MQTT is an “Internet of Things” connectivity protocol. Designed as an extremely lightweight publish/subscribe messaging transport. It is useful for connections with remote locations where a small code footprint is required and/or network bandwidth is at a premium (Source: MQTT.org).
The ESP8266 is a microcontroller developed by Espressif Systems. Known as a WiFi Module, this microcontroller has the ability to perform WiFi related activities like Internet of things applications and home automation. Ranging in price and features, there are many types of ESP8266 modules available, but all of them are incredibly useful for IoT world.
Regardless of the IoT application you’ve developed, when using the ESP8266, you must set the WiFi credentials into the ESP8266’s firmware to establish the required connections and be able to send data to the cloud. This is one way to connect, but you can also build your own access point into the board making an universal firmware which will establish a connection in any network available just by pressing a button.
The Hyper Text Transfer Protocol (HTTP) is a client-server protocol powering most of World Wide Web. Every time you surf the web, your browser is sending HTTP request messages for HTML pages, images, scripts, and styles sheets. Web servers handle these requests by returning response messages containing the requested resource, completing the HTTP request-response cycle.

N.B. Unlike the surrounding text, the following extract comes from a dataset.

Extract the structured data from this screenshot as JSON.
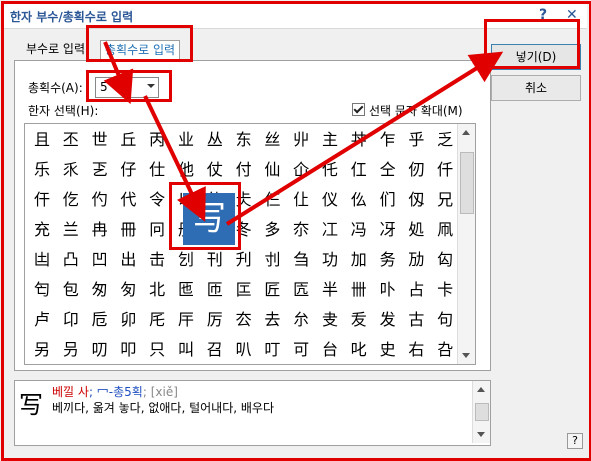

Just like your browser or mobile phone interact with the web through HTTP requests, IoT devices also make HTTP requests to external servers to get their data online. In this guide we describe some available tools to simulate a HTTP requests from a client to a server like Ubidots. Hopefully this will help you test your IoT communication before actually coding your device. Let’s get started! 🙂
This piece is here to introduce you to the Server and Client Concept. Firstly, how does the Server/Client concept work within Internet of things? The client is the device that initiates the communication. The server is Ubidots (or any other server connection), that will accept connections and manage the data transfers using a simple protocol like TCP or UDP. This article will show you how to simulate a client using a usefull tool called Netcat and realize the immediate connection using your own computer’s terminal.

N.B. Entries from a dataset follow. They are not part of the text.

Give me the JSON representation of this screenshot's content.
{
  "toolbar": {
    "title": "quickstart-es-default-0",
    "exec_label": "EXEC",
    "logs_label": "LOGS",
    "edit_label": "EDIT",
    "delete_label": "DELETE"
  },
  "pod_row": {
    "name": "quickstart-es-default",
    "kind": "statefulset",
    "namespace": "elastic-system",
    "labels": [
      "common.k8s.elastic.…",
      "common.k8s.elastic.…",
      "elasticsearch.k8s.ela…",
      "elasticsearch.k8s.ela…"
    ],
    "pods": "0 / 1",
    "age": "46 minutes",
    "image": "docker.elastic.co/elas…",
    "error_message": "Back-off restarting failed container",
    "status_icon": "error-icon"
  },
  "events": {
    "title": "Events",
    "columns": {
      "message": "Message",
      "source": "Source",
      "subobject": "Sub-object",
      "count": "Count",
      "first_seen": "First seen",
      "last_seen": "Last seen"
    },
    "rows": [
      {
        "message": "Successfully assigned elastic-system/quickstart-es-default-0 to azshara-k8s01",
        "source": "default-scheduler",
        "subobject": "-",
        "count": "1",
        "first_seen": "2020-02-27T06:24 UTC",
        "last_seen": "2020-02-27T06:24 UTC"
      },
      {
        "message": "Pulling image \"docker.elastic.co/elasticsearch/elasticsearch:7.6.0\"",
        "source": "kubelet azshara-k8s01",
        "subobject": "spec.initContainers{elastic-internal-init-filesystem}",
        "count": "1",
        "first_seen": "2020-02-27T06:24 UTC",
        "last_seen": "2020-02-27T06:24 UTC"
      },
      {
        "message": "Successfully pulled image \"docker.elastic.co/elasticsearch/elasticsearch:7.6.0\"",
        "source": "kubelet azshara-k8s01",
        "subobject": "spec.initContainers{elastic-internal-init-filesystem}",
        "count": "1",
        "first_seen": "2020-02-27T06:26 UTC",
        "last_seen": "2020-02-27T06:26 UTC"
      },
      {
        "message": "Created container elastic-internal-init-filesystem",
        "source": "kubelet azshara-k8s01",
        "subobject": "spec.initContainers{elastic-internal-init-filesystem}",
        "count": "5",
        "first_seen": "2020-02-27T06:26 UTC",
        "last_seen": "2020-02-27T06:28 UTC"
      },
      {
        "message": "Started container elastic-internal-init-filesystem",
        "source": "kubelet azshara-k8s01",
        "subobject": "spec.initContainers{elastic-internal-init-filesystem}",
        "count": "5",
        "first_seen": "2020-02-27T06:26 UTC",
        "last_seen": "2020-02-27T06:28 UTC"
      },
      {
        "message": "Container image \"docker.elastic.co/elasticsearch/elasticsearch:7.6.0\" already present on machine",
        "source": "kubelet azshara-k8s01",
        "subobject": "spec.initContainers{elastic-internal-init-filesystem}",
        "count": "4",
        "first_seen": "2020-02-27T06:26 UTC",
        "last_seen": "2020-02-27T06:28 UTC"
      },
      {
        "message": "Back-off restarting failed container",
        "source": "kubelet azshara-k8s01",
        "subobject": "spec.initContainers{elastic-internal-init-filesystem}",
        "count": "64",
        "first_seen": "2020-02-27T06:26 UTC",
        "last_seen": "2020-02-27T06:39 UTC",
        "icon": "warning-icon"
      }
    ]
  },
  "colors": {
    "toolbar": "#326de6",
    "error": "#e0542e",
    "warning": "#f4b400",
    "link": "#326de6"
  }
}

To learn more about of managing your data with Ubidots, reference Send Data to Ubidots over TCP or UDP.
Industrial process control has long been associated with legacy systems in the shop floor. As Internet technologies continue to advance, bringing increased security and connectivity, manufacturers have begin to turn to connected devices to bring their industrial processes online.
This video, made by our friends at VERSE Technology, shows a practical example of how a Liquid Injection process can be controlled remotely from the Internet.
The Internet of Things has brought a lot of formerly complex device applications into the homes of many craft brewers and wine makers. Applications with level sensors have been used for decades in large refineries, water treatment plants, and chemical plants. With sensor prices falling, now both industrial and DIY can monitor the volume of any tank, barrel, or canister.
The sensors available on the open market can sense most anything and are classified accordingly. Sensor used for measuring humidity are termed humidity sensor, pressure called pressure sensor, distance are called position sensors, and so on. In a similar fashion, the sensor used for measurement of fluid levels is called a level sensor.
A people counter is a device used to measure the number of bodies traversing an entrance, hallway, street corner, etc. If you need to know how many people exist in a space – this is your simple solution. Typically used in retail stores, large events,, and smart office buildings, this counting technology has provide insights to both the number of bodies in an environment and how they are behaving in said environment.
In this guide you will learn how to control a couple of 110V appliances over Wi-Fi for $9, using Itead’s SONOFF Dual.
Compared with consumer-grade WiFi smart plugs in the market, the SONOFF is a great alternative for making smart home and even industrial IoT projects at a larger scale. Moreover, it is based on the popular ESP8266 Wi-Fi chip, making it compatible with the Arduino environment and other resources like our ESP libraries at Ubidots.